John Ensor (1905-1955)

John Ensor (1905-1955)

Before he settled in Canada in his 30’s, Arthur John Ensor was already a well-travelled artist who had enjoyed a thriving career as a designer. Born in Wales, Ensor began his artistic training in the early 20s at the Accademia di BelleArti in Florence. He received a diploma in art history from the University of London and received specialized training in mural painting at the Royal College of Art, going on to paint a number of murals throughout the UK.

In 1930 he found employment as a poster illustrator for the Empire Marketing Board and then as an “artist in industry” for Imperial Chemical Industries. An inheritance provided Ensor the freedom to travel, whetting his lifelong interest in combining travel and art making. He discovered Canada just before the outbreak of WWII and was left with such a lasting impression he decided to settle there after the war.

He worked as a war artist during the Second World War, serving with the British Royal Engineers, helping design a mobile anti-aircraft gunner control post and the “Mulberries,” a pair of portable harbours used in the D-Day landing at Normandy in 1944. At war’s end he taught classes in art and design in Germany for the occupying British forces and local people to re-establish the community.1
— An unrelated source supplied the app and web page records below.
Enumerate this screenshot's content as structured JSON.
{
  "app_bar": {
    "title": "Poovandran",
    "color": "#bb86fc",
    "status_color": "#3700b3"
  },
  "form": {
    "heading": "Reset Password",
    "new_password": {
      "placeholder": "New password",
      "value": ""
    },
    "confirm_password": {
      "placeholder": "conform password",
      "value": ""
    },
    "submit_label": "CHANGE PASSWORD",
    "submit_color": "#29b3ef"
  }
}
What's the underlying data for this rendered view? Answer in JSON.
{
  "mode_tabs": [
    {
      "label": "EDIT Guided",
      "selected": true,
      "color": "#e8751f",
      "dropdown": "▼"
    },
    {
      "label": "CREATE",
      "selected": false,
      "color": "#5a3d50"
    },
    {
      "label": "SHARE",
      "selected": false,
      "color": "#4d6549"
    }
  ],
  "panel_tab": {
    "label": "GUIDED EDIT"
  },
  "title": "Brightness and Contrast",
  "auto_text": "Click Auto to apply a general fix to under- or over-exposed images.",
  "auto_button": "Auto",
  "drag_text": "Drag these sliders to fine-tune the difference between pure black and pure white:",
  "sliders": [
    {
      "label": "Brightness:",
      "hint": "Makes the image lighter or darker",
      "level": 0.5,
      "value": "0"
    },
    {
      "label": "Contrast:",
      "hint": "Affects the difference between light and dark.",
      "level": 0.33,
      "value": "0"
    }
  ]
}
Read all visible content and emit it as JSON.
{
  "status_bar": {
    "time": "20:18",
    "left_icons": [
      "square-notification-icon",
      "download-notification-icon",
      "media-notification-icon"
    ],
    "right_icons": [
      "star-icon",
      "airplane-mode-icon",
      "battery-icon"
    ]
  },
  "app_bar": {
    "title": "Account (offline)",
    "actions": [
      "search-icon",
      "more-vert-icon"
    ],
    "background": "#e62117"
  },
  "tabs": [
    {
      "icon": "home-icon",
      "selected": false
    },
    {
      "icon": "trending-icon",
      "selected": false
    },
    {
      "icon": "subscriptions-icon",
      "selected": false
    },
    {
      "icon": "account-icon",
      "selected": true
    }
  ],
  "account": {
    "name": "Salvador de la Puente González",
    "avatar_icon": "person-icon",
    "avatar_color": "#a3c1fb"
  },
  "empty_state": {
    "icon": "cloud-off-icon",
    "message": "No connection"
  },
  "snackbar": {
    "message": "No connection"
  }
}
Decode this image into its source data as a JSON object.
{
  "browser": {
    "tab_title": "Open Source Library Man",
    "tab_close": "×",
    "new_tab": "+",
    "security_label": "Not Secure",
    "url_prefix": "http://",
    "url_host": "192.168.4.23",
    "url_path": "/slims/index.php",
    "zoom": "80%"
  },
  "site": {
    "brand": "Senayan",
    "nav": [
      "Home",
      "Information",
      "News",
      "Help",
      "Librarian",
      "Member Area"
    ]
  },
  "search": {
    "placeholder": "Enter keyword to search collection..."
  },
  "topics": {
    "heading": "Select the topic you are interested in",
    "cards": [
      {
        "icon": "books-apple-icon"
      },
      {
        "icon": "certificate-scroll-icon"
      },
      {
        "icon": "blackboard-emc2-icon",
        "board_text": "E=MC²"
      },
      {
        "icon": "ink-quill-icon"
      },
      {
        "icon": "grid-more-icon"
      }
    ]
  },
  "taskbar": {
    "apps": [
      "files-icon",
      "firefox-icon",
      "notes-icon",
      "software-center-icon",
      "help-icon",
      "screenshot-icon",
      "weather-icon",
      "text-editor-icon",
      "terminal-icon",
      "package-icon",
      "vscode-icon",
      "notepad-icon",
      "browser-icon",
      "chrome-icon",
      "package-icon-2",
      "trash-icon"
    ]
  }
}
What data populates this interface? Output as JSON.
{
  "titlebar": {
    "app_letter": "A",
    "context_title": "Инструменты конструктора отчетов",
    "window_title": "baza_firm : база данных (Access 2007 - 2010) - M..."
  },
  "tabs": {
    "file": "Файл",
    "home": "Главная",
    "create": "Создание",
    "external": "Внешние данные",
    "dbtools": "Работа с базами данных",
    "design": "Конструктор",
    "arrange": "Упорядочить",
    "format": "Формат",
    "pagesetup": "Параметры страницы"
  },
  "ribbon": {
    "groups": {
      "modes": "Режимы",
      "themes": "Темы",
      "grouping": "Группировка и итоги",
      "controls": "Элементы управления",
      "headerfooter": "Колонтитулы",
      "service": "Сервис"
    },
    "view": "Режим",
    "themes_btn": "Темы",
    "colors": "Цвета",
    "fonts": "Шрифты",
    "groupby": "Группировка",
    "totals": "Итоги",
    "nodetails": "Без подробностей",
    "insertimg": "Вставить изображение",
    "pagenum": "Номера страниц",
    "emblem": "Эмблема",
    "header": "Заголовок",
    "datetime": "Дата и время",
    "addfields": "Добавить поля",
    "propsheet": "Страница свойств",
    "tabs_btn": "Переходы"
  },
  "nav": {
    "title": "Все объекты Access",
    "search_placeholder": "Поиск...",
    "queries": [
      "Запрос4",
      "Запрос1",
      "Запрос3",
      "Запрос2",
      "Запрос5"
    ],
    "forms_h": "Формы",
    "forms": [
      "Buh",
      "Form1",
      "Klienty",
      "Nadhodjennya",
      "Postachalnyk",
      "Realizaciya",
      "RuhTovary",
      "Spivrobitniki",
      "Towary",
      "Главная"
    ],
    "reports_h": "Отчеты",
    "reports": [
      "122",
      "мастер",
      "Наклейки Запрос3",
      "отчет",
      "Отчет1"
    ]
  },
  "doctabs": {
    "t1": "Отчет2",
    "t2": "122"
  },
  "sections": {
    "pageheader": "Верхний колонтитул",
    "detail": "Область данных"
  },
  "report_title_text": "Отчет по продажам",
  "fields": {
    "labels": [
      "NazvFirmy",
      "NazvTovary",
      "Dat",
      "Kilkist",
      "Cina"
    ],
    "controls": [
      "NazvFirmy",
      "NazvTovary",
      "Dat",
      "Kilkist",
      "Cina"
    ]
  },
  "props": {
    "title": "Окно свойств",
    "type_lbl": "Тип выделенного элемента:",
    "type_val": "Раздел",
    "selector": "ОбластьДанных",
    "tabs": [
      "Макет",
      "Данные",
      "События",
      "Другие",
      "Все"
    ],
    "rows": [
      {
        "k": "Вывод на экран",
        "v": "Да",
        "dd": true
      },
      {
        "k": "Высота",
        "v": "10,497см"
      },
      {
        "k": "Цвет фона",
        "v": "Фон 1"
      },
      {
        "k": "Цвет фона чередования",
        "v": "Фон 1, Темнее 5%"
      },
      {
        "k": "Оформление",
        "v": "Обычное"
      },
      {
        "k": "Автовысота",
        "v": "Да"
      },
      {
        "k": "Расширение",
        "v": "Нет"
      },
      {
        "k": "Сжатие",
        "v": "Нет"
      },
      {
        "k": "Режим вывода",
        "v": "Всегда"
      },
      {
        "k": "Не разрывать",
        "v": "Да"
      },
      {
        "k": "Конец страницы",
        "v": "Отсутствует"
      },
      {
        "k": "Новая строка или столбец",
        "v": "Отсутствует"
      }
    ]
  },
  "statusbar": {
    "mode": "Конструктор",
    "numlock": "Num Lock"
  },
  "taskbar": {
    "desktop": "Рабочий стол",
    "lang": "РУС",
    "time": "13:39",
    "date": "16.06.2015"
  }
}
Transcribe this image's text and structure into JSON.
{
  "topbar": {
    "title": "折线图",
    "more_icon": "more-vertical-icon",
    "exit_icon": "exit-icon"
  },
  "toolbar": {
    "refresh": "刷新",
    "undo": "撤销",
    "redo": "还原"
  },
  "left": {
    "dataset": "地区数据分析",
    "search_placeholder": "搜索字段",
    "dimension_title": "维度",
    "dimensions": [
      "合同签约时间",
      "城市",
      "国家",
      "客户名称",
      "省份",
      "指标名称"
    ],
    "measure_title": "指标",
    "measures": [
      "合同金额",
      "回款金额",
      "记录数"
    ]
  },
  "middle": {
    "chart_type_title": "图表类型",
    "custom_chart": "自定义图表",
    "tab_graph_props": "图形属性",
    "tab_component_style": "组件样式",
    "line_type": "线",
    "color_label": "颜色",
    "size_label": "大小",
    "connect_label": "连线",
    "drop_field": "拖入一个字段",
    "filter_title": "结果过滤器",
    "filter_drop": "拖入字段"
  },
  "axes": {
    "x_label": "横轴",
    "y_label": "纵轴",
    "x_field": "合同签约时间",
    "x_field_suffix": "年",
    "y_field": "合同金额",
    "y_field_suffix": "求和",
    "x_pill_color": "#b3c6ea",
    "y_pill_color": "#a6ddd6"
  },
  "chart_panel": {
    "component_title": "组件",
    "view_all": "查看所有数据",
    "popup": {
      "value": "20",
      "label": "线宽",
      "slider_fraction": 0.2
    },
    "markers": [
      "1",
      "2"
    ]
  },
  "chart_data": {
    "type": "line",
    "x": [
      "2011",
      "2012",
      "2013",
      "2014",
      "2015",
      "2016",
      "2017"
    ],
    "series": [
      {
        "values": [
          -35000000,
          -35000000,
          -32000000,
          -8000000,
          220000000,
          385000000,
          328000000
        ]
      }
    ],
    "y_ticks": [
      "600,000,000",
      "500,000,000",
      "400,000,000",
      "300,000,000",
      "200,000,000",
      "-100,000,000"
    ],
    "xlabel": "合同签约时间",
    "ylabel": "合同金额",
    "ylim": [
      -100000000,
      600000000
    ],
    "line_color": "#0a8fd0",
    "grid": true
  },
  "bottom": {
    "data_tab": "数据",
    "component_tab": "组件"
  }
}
1 Art for War and Peace: How a Great Art Project Helped Canada Discover Itself” by Ian Sigvaldason/Scott Steedman published by Read Leaf 2015